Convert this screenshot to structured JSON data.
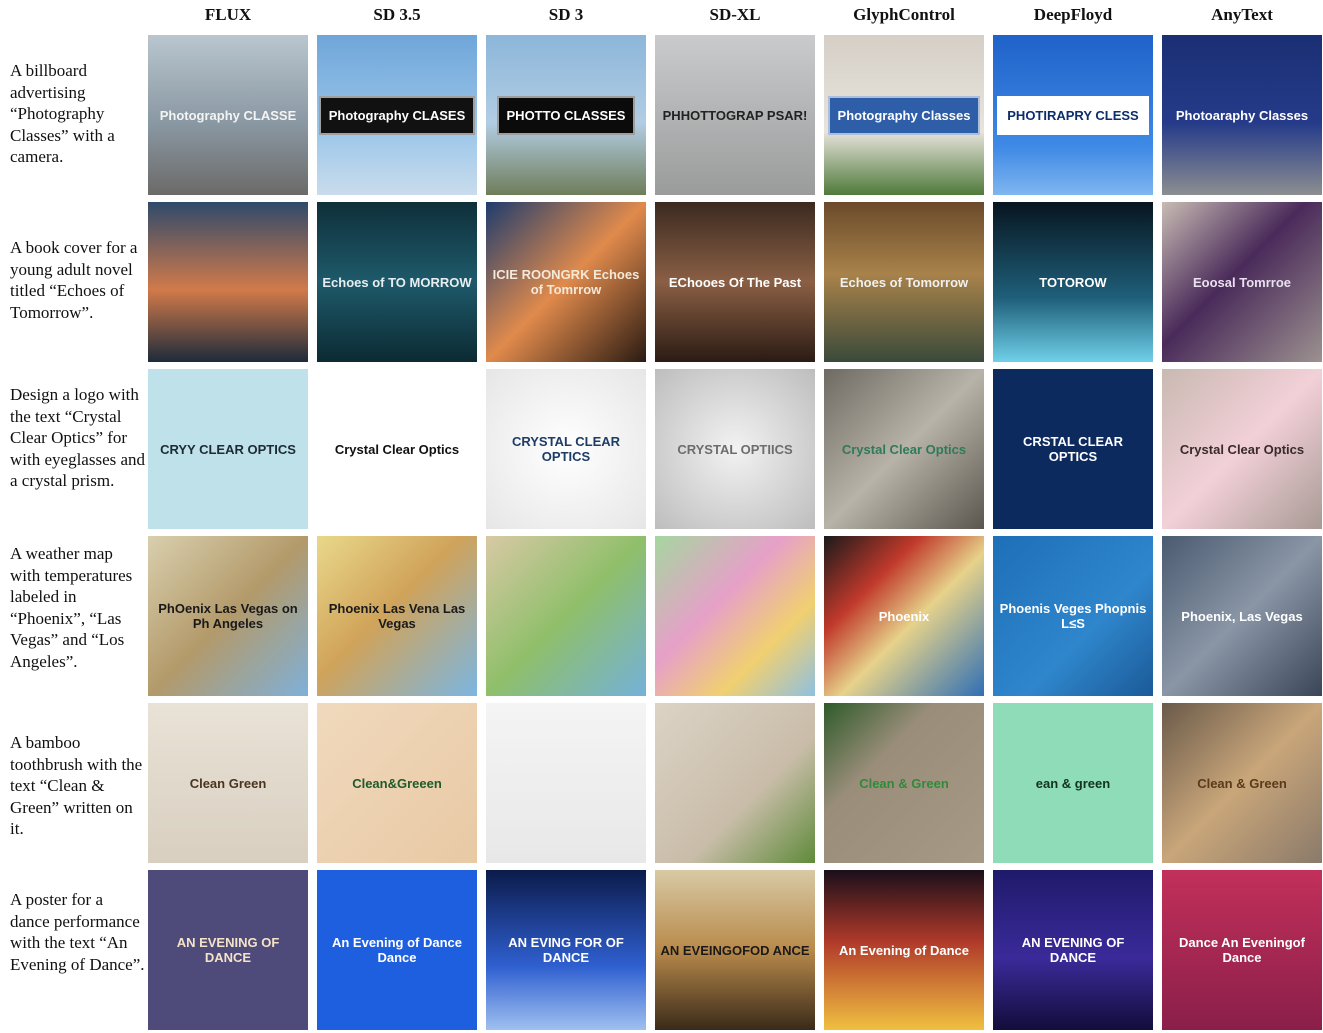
{
  "models": [
    "FLUX",
    "SD 3.5",
    "SD 3",
    "SD-XL",
    "GlyphControl",
    "DeepFloyd",
    "AnyText"
  ],
  "rows": [
    {
      "prompt": "A billboard advertising “Photography Classes” with a camera.",
      "cells": [
        {
          "text": "Photography CLASSE",
          "bg": "linear-gradient(180deg,#b9c6cf 0%,#8a98a3 55%,#6b6a68 100%)",
          "fg": "#f4f4f4"
        },
        {
          "text": "Photography CLASES",
          "bg": "linear-gradient(180deg,#6fa6d9 0%,#9cc6ea 60%,#c9dcec 100%)",
          "fg": "#ffffff",
          "panel": "#111"
        },
        {
          "text": "PHOTTO CLASSES",
          "bg": "linear-gradient(180deg,#8cb6da 0%,#b2cde3 55%,#6f7d5a 100%)",
          "fg": "#ffffff",
          "panel": "#0b0b0b"
        },
        {
          "text": "PHHOTTOGRAP PSAR!",
          "bg": "linear-gradient(180deg,#c9cbcc 0%,#9a9c9c 100%)",
          "fg": "#222"
        },
        {
          "text": "Photography Classes",
          "bg": "linear-gradient(180deg,#d5cfc6 0%,#e8e4dd 60%,#4f7a3a 100%)",
          "fg": "#ffffff",
          "panel": "#2f5ea8"
        },
        {
          "text": "PHOTIRAPRY CLESS",
          "bg": "linear-gradient(180deg,#1f62c9 0%,#3f8ae6 70%,#7fb6ef 100%)",
          "fg": "#0d2d6b",
          "panel": "#ffffff"
        },
        {
          "text": "Photoaraphy Classes",
          "bg": "linear-gradient(180deg,#1a2f73 0%,#253b8a 55%,#8c8e90 100%)",
          "fg": "#ffffff"
        }
      ]
    },
    {
      "prompt": "A book cover for a young adult novel titled “Echoes of Tomorrow”.",
      "cells": [
        {
          "text": "",
          "bg": "linear-gradient(180deg,#2f4a6b 0%,#d17a4a 55%,#1d2b3a 100%)",
          "fg": "#fff"
        },
        {
          "text": "Echoes of TO MORROW",
          "bg": "linear-gradient(180deg,#0f2f3a 0%,#1e5a6a 50%,#0c2a33 100%)",
          "fg": "#e8eef0"
        },
        {
          "text": "ICIE ROONGRK Echoes of Tomrrow",
          "bg": "linear-gradient(135deg,#1f3c6e 0%,#e08a4c 50%,#2a1b12 100%)",
          "fg": "#f3e9d9"
        },
        {
          "text": "EChooes Of The Past",
          "bg": "linear-gradient(180deg,#3b2a20 0%,#8a5f44 50%,#2b1b14 100%)",
          "fg": "#ffffff"
        },
        {
          "text": "Echoes of Tomorrow",
          "bg": "linear-gradient(180deg,#6a4a2a 0%,#a8824a 45%,#3a4a3a 100%)",
          "fg": "#f0f0f0"
        },
        {
          "text": "TOTOROW",
          "bg": "linear-gradient(180deg,#07151f 0%,#1f5f7a 60%,#6fd0e8 100%)",
          "fg": "#ffffff"
        },
        {
          "text": "Eoosal Tomrroe",
          "bg": "linear-gradient(135deg,#c8bcb4 0%,#4a2a5a 45%,#9c9190 100%)",
          "fg": "#e9e0f0"
        }
      ]
    },
    {
      "prompt": "Design a logo with the text “Crystal Clear Optics” for with eyeglasses and a crystal prism.",
      "cells": [
        {
          "text": "CRYY CLEAR OPTICS",
          "bg": "#bfe1e9",
          "fg": "#1e2a33"
        },
        {
          "text": "Crystal Clear Optics",
          "bg": "#ffffff",
          "fg": "#111111"
        },
        {
          "text": "CRYSTAL CLEAR OPTICS",
          "bg": "radial-gradient(circle,#ffffff 0%,#e6e6e6 100%)",
          "fg": "#1d3c66"
        },
        {
          "text": "CRYSTAL OPTIICS",
          "bg": "radial-gradient(circle,#f2f2f2 0%,#bdbdbd 100%)",
          "fg": "#6d6d6d"
        },
        {
          "text": "Crystal Clear Optics",
          "bg": "linear-gradient(135deg,#6e6a62 0%,#b8b3a8 50%,#5a564e 100%)",
          "fg": "#2f7a5a"
        },
        {
          "text": "CRSTAL CLEAR OPTICS",
          "bg": "#0d2a5f",
          "fg": "#ffffff"
        },
        {
          "text": "Crystal Clear Optics",
          "bg": "linear-gradient(135deg,#c9b9b1 0%,#f2d0d8 50%,#a89a94 100%)",
          "fg": "#3a2a2a"
        }
      ]
    },
    {
      "prompt": "A weather map with temperatures labeled in “Phoenix”, “Las Vegas” and “Los Angeles”.",
      "cells": [
        {
          "text": "PhOenix Las Vegas on Ph Angeles",
          "bg": "linear-gradient(135deg,#d9cfae 0%,#b39a6a 50%,#7fb0d9 100%)",
          "fg": "#1a1a1a"
        },
        {
          "text": "Phoenix Las Vena Las Vegas",
          "bg": "linear-gradient(135deg,#e9d88a 0%,#d0a35a 45%,#7bb6e2 100%)",
          "fg": "#1a1a1a"
        },
        {
          "text": "",
          "bg": "linear-gradient(135deg,#d8c9a5 0%,#8fbf6a 50%,#74b1da 100%)",
          "fg": "#1a1a1a"
        },
        {
          "text": "",
          "bg": "linear-gradient(135deg,#a6d6a0 0%,#e6a0c8 40%,#f0d070 70%,#8fc0e0 100%)",
          "fg": "#1a1a1a"
        },
        {
          "text": "Phoenix",
          "bg": "linear-gradient(135deg,#1a1a1a 0%,#c0392b 30%,#e6d28a 55%,#2f6fb5 100%)",
          "fg": "#ffffff"
        },
        {
          "text": "Phoenis Veges Phopnis L≤S",
          "bg": "linear-gradient(135deg,#1d6fb8 0%,#2f86cc 60%,#1b5a98 100%)",
          "fg": "#ffffff"
        },
        {
          "text": "Phoenix, Las Vegas",
          "bg": "linear-gradient(135deg,#4a5a70 0%,#8a96a6 50%,#3a4558 100%)",
          "fg": "#ffffff"
        }
      ]
    },
    {
      "prompt": "A bamboo toothbrush with the text “Clean & Green” written on it.",
      "cells": [
        {
          "text": "Clean Green",
          "bg": "linear-gradient(180deg,#e9e2d6 0%,#d8cfc0 100%)",
          "fg": "#4a3420"
        },
        {
          "text": "Clean&Greeen",
          "bg": "linear-gradient(135deg,#f1d9bd 0%,#e8c9a4 100%)",
          "fg": "#1f5a2a"
        },
        {
          "text": "",
          "bg": "linear-gradient(180deg,#f4f4f4 0%,#e8e8e8 100%)",
          "fg": "#3a2a1a"
        },
        {
          "text": "",
          "bg": "linear-gradient(135deg,#dcd3c6 0%,#c9bda9 60%,#5f8a3a 100%)",
          "fg": "#3a2a1a"
        },
        {
          "text": "Clean & Green",
          "bg": "linear-gradient(135deg,#2f5a2a 0%,#9a8e7a 35%,#a69a86 100%)",
          "fg": "#2f8a3a"
        },
        {
          "text": "ean & green",
          "bg": "#8fdcb8",
          "fg": "#11331f"
        },
        {
          "text": "Clean & Green",
          "bg": "linear-gradient(135deg,#6a5a4a 0%,#c9a67a 50%,#8a7a6a 100%)",
          "fg": "#5a3a1a"
        }
      ]
    },
    {
      "prompt": "A poster for a dance performance with the text “An Evening of Dance”.",
      "cells": [
        {
          "text": "AN EVENING OF DANCE",
          "bg": "#4e4a79",
          "fg": "#f5e3c8"
        },
        {
          "text": "An Evening of Dance Dance",
          "bg": "#1e5fe0",
          "fg": "#ffffff"
        },
        {
          "text": "AN EVING FOR OF DANCE",
          "bg": "linear-gradient(180deg,#0b1b4a 0%,#2f5fd0 60%,#9fc0f0 100%)",
          "fg": "#ffffff"
        },
        {
          "text": "AN EVEINGOFOD ANCE",
          "bg": "linear-gradient(180deg,#d9c9a5 0%,#b88a4a 50%,#3a2a1a 100%)",
          "fg": "#1a1a1a"
        },
        {
          "text": "An Evening of Dance",
          "bg": "linear-gradient(180deg,#1a0f1a 0%,#b03a2a 45%,#f0c040 100%)",
          "fg": "#ffffff"
        },
        {
          "text": "AN EVENING OF DANCE",
          "bg": "linear-gradient(180deg,#1f1a6a 0%,#3a2a9a 55%,#120d3a 100%)",
          "fg": "#ffffff"
        },
        {
          "text": "Dance An Eveningof Dance",
          "bg": "linear-gradient(180deg,#c2305a 0%,#8a1f4a 100%)",
          "fg": "#ffffff"
        }
      ]
    }
  ]
}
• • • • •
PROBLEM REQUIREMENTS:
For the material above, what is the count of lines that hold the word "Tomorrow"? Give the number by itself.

WRITTEN SOLUTION:
2